05/02/2014 12:41 GMT | Updated 07/04/2014 10:59 BST

In 1897 Irish author Bram Stoker wrote the famous novel Dracula which tells the story of vampire Count Dracula's attempt to move from Transylvania in Romania to England.

Transylvania is a historical region in the central part of Romania which was once controlled by the Romans, hence the name Romania, and is one of the areas from which many of the modern day Romanian immigrants will leave to seek a better life in the UK following the relaxation of immigration controls in Britain which further open up the possibility of finding legitimate work for the many thousands of immigrants who will come here.

I understand the concern of many people in the UK who feel that immigration is generally bad, and that a flood of Romanian and Bulgarian immigrants will affect their job prospects, or those of their offspring, but personally I think moderate immigration is a good thing.

We must remember that most Romanians are not Roma just as most British people are not Gypsies. Many are doctors, dentists and lawyers, although I accept that quite a few will be seeking more menial jobs.

I can only speak as I find and I use a Romanian car wash occasionally and every single person there works their socks off, often in freezing conditions.

There is absolutely nothing stopping British born entrepreneurs setting up these car washes so why don't they do it?

I have been all over the World and generally I find that there is good and bad in every society. Generalising can be dangerous, especially when put forward for political gain or as a way of promoting racism.

During the very cold winter of 2012 I visited Cribbs Causeway shopping mall just outside Bristol with my son Leon. We were on our way back from Nottingham where we had driven for a meeting, going there and back on the same day in a four wheel drive vehicle through heavy snow. We were desperate for a hot coffee and something to eat so we parked the car and walked in through John Lewis's entrance on the ground floor. The shop was deserted, but at least it was open! Good old John Lewis. Open regardless of weather conditions, even if it was with a skeleton workforce.

As we entered the main section of the shopping centre we saw that most shops were closed but continued to the food hall anyway where we found everywhere shut except KFC right at the end. Ah! at least we can get some food we thought! so proceeded to order. While we were waiting we got chatting to the girl serving us who displayed a foreign accent. I asked her where she was from and she told me she was Latvian.
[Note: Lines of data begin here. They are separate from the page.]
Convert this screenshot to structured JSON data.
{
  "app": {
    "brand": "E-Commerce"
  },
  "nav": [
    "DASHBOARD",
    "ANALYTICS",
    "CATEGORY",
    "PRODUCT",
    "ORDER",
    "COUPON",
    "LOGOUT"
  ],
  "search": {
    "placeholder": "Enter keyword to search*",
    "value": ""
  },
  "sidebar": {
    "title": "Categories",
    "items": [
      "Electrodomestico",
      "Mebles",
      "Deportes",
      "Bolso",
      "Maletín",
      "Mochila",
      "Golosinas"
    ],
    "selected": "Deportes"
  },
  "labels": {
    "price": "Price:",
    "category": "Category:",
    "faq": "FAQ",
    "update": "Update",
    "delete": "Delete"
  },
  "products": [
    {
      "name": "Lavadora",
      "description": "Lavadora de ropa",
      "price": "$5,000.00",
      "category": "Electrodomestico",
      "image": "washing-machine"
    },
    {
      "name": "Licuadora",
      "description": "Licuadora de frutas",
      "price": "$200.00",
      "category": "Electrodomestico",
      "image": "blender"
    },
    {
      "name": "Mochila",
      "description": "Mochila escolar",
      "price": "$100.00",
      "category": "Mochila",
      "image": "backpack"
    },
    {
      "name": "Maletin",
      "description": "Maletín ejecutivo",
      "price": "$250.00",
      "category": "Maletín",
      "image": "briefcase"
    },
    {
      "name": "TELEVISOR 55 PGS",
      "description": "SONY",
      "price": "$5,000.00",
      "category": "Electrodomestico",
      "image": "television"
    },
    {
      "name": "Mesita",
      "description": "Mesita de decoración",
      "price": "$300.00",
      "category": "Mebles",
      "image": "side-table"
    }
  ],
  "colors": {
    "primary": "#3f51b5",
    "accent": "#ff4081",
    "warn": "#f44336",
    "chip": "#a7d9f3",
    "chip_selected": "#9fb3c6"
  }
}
"How did you get to work?" I asked.

"I walked," she told me.

"Do you live locally?" I replied.

"No, not really," she said, "I live in Bedminster which is about six miles away."

She went on to tell us that she had come to Britain to work, not scrounge off our welfare system, so felt obligated to get to work whatever the weather.
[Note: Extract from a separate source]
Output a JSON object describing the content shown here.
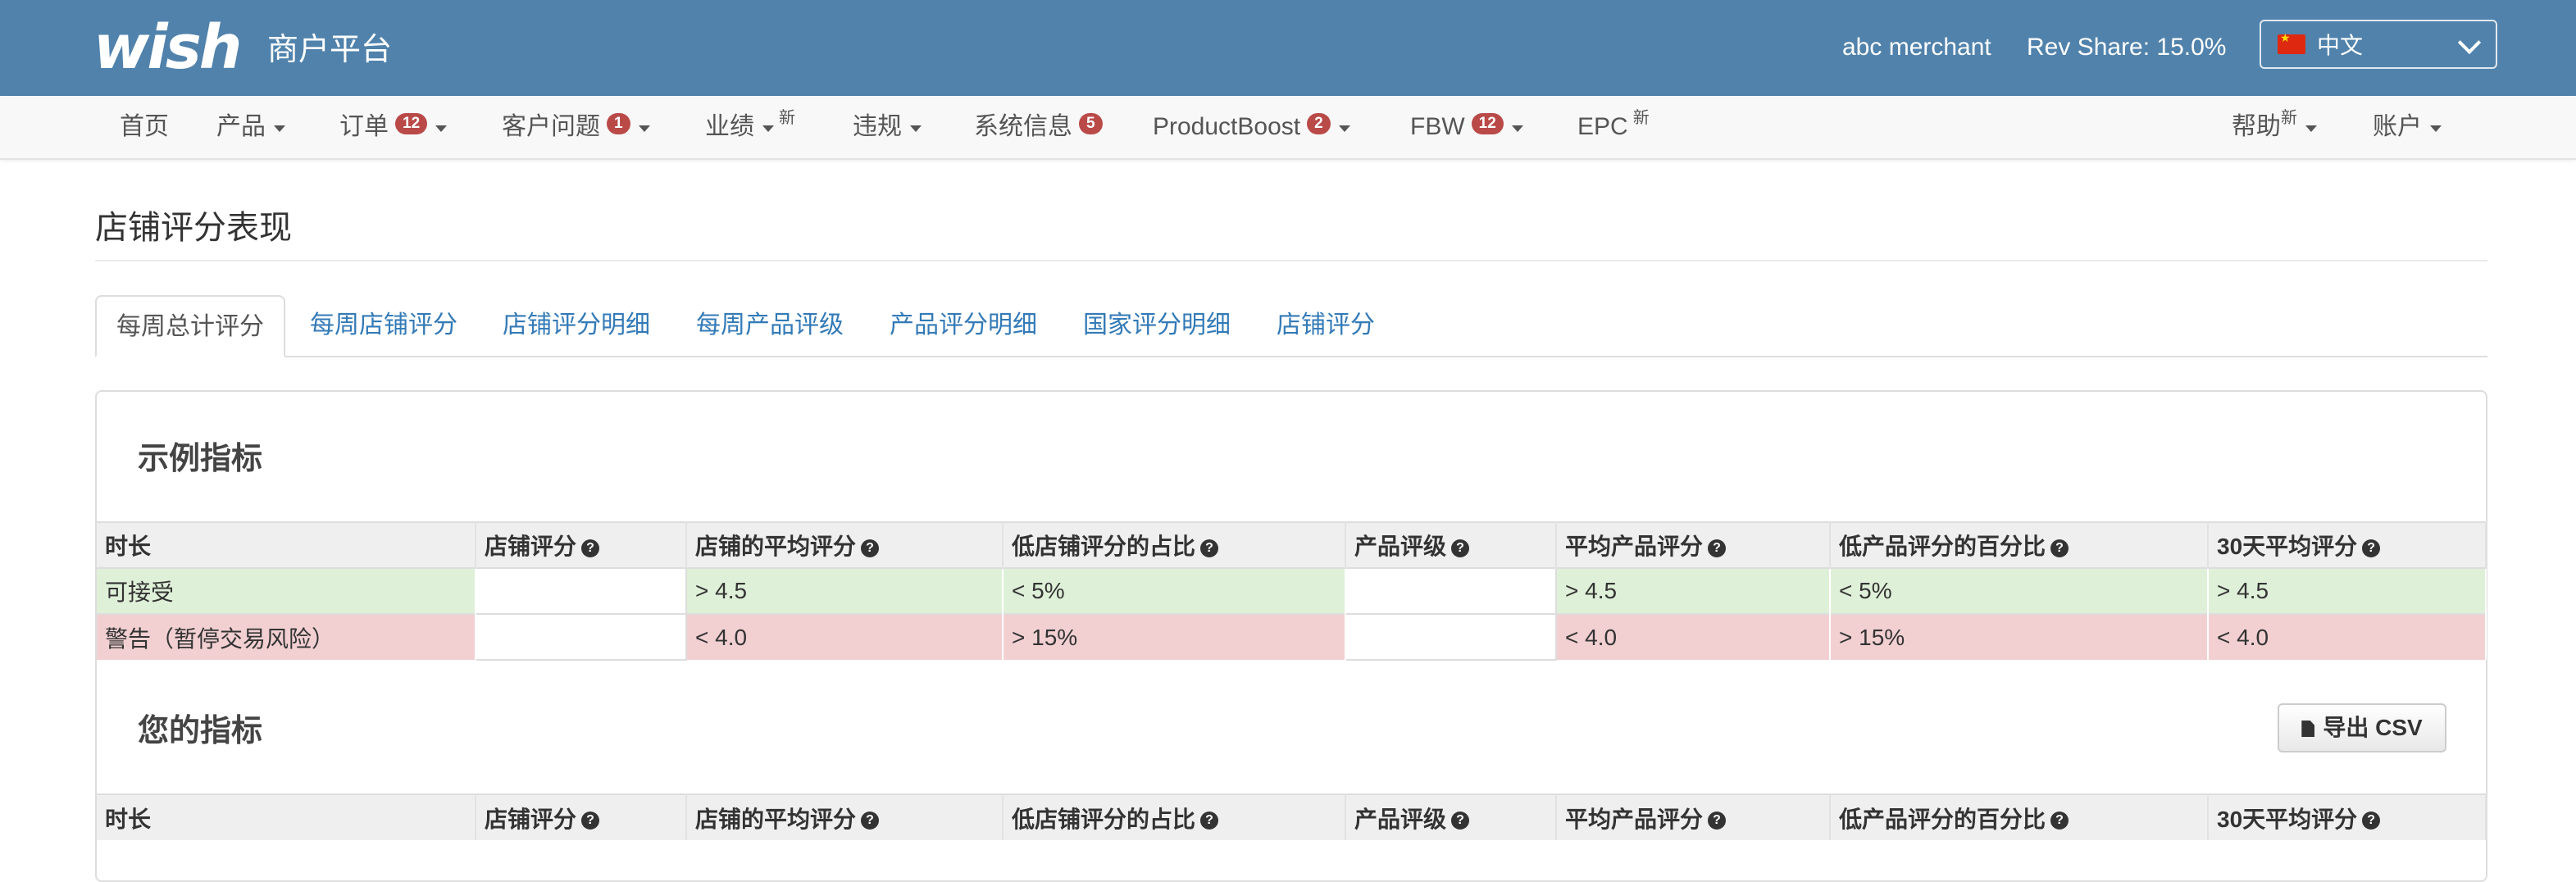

"Why should British people keep me?" she continued.

I know that many people will say this is an exception, but I don't think so. Immigrants are generally people who travel great distances to better their life and living on benefits doesn't really fit that profile.

Lets face it, if a Polish family can drive, or in many cases walk, and hitch lifts, right across Europe in the hope of finding work they are just the sort of people we want in our society where claiming benefits is often seen as a career choice.

Welfare benefits should be reserved for the most needy among our society who would be able to see an increase in their allowance if only a proper system of weeding out the people who see easy receipt of benefits as a way of not working.

I certainly do not believe that Romanian, Bulgarian or any other economic immigrant should automatically be able to claim benefits from taxes which have been paid by honest British people and we do need a proper system to prevent this abuse, but I have no issue whatsoever with the majority of immigrants who come here to work and better their lives.

My father taught me that there is no shame in any job, however menial, but there is shame in choosing to live off benefits when you are fit to work and a job is offered. in my opinion this applies equally whether you are born in Britain, Romania, Poland or Bulgaria and regardless of race, colour or religion.